EXERCISE —
Wherever the word "Yesterday" appears in a line of the data, that line should be copied.

----------

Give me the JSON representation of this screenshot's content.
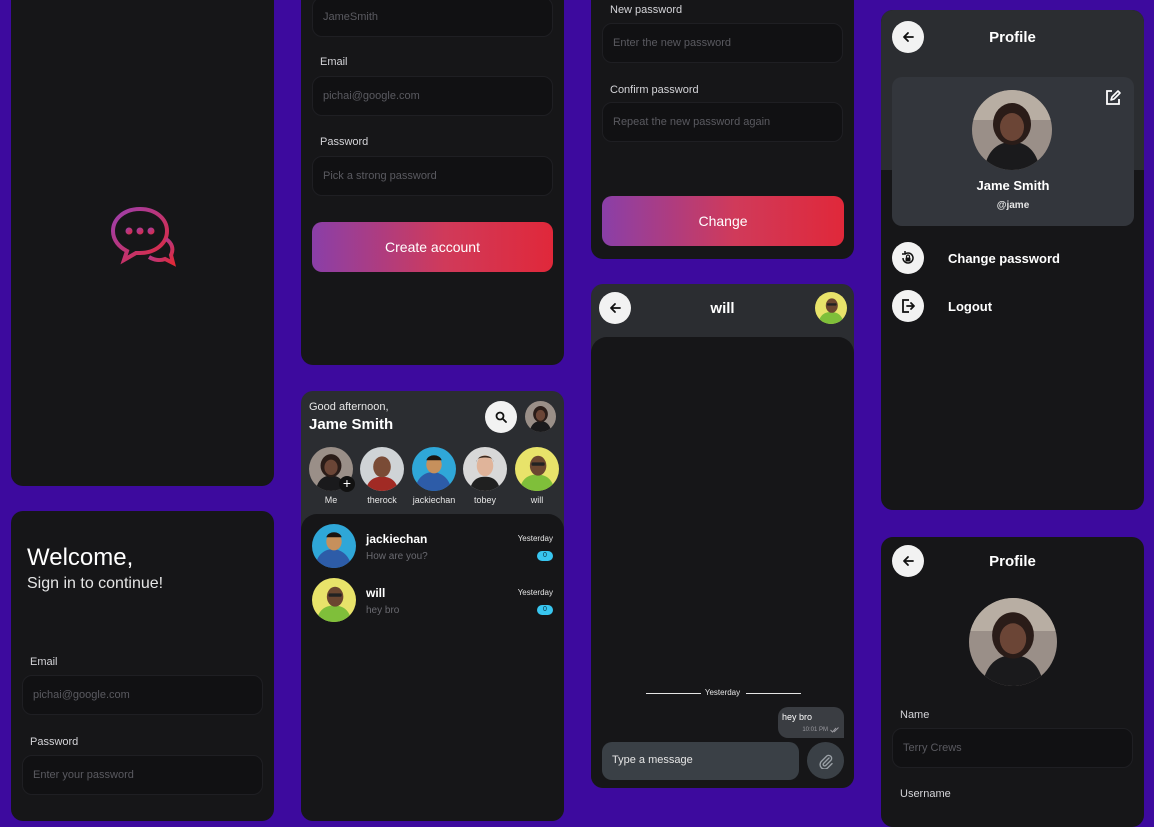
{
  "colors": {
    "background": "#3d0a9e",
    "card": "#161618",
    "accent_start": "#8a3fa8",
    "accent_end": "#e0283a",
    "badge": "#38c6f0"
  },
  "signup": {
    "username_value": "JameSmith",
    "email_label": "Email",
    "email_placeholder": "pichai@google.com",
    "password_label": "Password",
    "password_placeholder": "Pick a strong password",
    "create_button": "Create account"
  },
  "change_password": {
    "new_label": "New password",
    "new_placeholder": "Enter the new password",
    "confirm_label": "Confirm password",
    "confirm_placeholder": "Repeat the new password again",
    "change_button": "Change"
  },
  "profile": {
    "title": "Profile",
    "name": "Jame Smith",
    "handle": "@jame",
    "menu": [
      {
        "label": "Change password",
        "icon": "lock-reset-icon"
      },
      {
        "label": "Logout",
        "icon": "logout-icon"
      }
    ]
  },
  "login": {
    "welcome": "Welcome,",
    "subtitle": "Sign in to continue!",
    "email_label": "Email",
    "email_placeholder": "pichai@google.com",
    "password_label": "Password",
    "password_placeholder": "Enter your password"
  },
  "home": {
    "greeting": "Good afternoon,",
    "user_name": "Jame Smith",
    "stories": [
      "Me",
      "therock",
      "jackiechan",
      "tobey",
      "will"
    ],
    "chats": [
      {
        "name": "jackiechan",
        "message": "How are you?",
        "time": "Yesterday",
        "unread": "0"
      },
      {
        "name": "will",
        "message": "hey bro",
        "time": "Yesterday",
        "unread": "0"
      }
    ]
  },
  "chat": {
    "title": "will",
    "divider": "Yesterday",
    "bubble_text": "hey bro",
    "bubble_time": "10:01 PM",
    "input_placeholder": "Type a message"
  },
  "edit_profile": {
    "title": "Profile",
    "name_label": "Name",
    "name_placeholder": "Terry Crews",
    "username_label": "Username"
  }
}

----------

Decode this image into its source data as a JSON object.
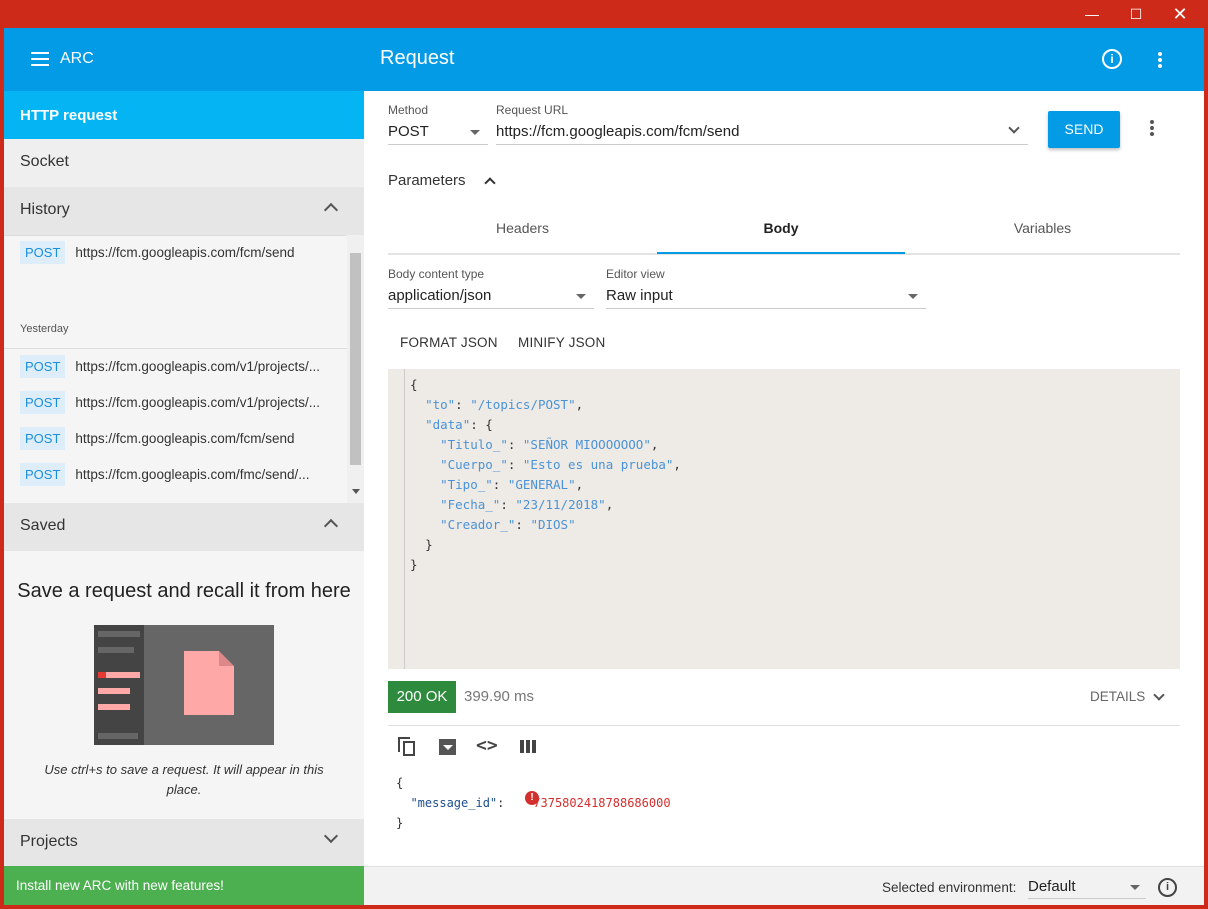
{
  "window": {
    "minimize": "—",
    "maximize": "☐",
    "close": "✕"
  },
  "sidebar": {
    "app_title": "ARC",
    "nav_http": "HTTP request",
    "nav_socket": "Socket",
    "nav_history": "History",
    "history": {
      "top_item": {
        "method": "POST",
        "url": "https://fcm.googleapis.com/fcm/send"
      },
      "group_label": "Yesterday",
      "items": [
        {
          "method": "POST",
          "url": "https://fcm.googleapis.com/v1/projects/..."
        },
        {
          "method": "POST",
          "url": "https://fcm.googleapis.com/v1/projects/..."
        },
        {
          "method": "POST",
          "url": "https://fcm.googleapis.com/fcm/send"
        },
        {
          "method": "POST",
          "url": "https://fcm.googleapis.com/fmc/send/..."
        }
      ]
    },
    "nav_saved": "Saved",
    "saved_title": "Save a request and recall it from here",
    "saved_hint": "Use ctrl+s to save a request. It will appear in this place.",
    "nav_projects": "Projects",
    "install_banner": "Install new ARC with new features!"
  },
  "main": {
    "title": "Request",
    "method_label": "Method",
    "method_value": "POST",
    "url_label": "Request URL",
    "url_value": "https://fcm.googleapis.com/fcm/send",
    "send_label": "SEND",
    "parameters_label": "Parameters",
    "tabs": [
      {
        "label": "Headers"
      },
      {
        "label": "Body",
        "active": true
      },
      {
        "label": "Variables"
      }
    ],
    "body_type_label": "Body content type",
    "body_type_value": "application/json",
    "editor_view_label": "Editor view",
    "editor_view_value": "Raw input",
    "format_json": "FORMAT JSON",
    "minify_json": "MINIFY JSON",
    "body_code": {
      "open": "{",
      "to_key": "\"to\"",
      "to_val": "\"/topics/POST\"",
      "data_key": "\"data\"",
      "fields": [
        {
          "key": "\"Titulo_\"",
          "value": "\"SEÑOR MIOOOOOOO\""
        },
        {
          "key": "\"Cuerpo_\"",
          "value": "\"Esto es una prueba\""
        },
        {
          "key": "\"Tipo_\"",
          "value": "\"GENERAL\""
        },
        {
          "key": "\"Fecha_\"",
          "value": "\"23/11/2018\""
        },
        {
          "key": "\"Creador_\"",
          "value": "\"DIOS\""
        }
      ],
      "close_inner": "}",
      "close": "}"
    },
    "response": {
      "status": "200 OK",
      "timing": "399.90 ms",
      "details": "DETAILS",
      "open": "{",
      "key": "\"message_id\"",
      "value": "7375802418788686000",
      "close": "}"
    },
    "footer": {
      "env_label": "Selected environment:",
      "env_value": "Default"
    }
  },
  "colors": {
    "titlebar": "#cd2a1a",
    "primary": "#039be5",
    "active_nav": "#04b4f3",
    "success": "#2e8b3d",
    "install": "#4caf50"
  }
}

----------

EXERCISE SOLUTION —
        "time": "Yesterday",
        "time": "Yesterday",
    "divider": "Yesterday",
      "group_label": "Yesterday",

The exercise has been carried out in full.